**What is needed**
Your answer must be an exact copy of the records below.

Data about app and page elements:

------------------------------------------------------------

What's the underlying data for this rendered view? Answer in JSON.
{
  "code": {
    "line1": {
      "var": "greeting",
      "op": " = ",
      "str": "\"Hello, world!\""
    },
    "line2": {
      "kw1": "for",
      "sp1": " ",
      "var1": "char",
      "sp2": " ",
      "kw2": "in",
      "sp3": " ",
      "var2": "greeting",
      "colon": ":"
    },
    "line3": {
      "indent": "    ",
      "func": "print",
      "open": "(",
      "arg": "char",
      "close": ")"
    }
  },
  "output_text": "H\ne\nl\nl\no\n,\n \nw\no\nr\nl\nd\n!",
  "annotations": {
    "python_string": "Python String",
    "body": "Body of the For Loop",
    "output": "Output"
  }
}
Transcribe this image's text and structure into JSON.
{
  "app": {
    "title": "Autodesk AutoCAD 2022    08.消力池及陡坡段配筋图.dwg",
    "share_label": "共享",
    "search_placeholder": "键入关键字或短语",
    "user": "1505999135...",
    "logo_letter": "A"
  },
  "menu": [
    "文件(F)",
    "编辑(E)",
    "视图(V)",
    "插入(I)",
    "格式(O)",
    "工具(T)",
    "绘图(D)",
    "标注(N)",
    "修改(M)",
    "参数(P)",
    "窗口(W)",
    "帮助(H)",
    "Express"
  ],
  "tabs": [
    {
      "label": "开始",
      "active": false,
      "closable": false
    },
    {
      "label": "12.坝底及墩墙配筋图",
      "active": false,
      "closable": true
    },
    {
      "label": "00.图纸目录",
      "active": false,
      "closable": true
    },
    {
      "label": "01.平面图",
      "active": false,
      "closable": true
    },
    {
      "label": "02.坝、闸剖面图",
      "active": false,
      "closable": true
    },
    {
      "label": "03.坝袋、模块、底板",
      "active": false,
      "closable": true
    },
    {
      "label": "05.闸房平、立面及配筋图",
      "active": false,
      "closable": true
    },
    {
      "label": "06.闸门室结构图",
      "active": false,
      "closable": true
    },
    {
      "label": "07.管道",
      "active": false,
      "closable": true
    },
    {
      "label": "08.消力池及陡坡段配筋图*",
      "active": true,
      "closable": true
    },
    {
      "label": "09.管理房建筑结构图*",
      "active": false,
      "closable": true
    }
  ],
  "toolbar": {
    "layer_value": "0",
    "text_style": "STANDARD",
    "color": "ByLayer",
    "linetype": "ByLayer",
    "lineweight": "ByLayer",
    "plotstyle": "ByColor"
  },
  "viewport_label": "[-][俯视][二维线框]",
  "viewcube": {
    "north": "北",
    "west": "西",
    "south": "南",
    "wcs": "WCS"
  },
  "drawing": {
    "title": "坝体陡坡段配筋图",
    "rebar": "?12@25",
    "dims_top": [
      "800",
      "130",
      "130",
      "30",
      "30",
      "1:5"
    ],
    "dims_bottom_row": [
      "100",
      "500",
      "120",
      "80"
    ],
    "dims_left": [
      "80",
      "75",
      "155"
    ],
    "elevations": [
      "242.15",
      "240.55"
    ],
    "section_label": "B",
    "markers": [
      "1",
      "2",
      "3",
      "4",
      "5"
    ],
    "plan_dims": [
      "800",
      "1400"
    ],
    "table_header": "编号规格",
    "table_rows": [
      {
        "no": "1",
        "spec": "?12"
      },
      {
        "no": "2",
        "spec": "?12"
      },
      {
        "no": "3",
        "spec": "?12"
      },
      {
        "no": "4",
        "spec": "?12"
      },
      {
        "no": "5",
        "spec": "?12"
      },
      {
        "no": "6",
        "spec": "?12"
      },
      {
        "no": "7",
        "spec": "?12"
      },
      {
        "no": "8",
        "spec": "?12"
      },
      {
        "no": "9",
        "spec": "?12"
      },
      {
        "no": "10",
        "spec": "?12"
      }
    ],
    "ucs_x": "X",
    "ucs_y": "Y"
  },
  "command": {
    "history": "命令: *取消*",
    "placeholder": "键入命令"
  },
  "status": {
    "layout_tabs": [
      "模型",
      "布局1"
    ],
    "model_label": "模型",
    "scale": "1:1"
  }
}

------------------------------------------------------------

**Exercise answer**
What's the underlying data for this rendered view? Answer in JSON.
{
  "code": {
    "line1": {
      "var": "greeting",
      "op": " = ",
      "str": "\"Hello, world!\""
    },
    "line2": {
      "kw1": "for",
      "sp1": " ",
      "var1": "char",
      "sp2": " ",
      "kw2": "in",
      "sp3": " ",
      "var2": "greeting",
      "colon": ":"
    },
    "line3": {
      "indent": "    ",
      "func": "print",
      "open": "(",
      "arg": "char",
      "close": ")"
    }
  },
  "output_text": "H\ne\nl\nl\no\n,\n \nw\no\nr\nl\nd\n!",
  "annotations": {
    "python_string": "Python String",
    "body": "Body of the For Loop",
    "output": "Output"
  }
}
Transcribe this image's text and structure into JSON.
{
  "app": {
    "title": "Autodesk AutoCAD 2022    08.消力池及陡坡段配筋图.dwg",
    "share_label": "共享",
    "search_placeholder": "键入关键字或短语",
    "user": "1505999135...",
    "logo_letter": "A"
  },
  "menu": [
    "文件(F)",
    "编辑(E)",
    "视图(V)",
    "插入(I)",
    "格式(O)",
    "工具(T)",
    "绘图(D)",
    "标注(N)",
    "修改(M)",
    "参数(P)",
    "窗口(W)",
    "帮助(H)",
    "Express"
  ],
  "tabs": [
    {
      "label": "开始",
      "active": false,
      "closable": false
    },
    {
      "label": "12.坝底及墩墙配筋图",
      "active": false,
      "closable": true
    },
    {
      "label": "00.图纸目录",
      "active": false,
      "closable": true
    },
    {
      "label": "01.平面图",
      "active": false,
      "closable": true
    },
    {
      "label": "02.坝、闸剖面图",
      "active": false,
      "closable": true
    },
    {
      "label": "03.坝袋、模块、底板",
      "active": false,
      "closable": true
    },
    {
      "label": "05.闸房平、立面及配筋图",
      "active": false,
      "closable": true
    },
    {
      "label": "06.闸门室结构图",
      "active": false,
      "closable": true
    },
    {
      "label": "07.管道",
      "active": false,
      "closable": true
    },
    {
      "label": "08.消力池及陡坡段配筋图*",
      "active": true,
      "closable": true
    },
    {
      "label": "09.管理房建筑结构图*",
      "active": false,
      "closable": true
    }
  ],
  "toolbar": {
    "layer_value": "0",
    "text_style": "STANDARD",
    "color": "ByLayer",
    "linetype": "ByLayer",
    "lineweight": "ByLayer",
    "plotstyle": "ByColor"
  },
  "viewport_label": "[-][俯视][二维线框]",
  "viewcube": {
    "north": "北",
    "west": "西",
    "south": "南",
    "wcs": "WCS"
  },
  "drawing": {
    "title": "坝体陡坡段配筋图",
    "rebar": "?12@25",
    "dims_top": [
      "800",
      "130",
      "130",
      "30",
      "30",
      "1:5"
    ],
    "dims_bottom_row": [
      "100",
      "500",
      "120",
      "80"
    ],
    "dims_left": [
      "80",
      "75",
      "155"
    ],
    "elevations": [
      "242.15",
      "240.55"
    ],
    "section_label": "B",
    "markers": [
      "1",
      "2",
      "3",
      "4",
      "5"
    ],
    "plan_dims": [
      "800",
      "1400"
    ],
    "table_header": "编号规格",
    "table_rows": [
      {
        "no": "1",
        "spec": "?12"
      },
      {
        "no": "2",
        "spec": "?12"
      },
      {
        "no": "3",
        "spec": "?12"
      },
      {
        "no": "4",
        "spec": "?12"
      },
      {
        "no": "5",
        "spec": "?12"
      },
      {
        "no": "6",
        "spec": "?12"
      },
      {
        "no": "7",
        "spec": "?12"
      },
      {
        "no": "8",
        "spec": "?12"
      },
      {
        "no": "9",
        "spec": "?12"
      },
      {
        "no": "10",
        "spec": "?12"
      }
    ],
    "ucs_x": "X",
    "ucs_y": "Y"
  },
  "command": {
    "history": "命令: *取消*",
    "placeholder": "键入命令"
  },
  "status": {
    "layout_tabs": [
      "模型",
      "布局1"
    ],
    "model_label": "模型",
    "scale": "1:1"
  }
}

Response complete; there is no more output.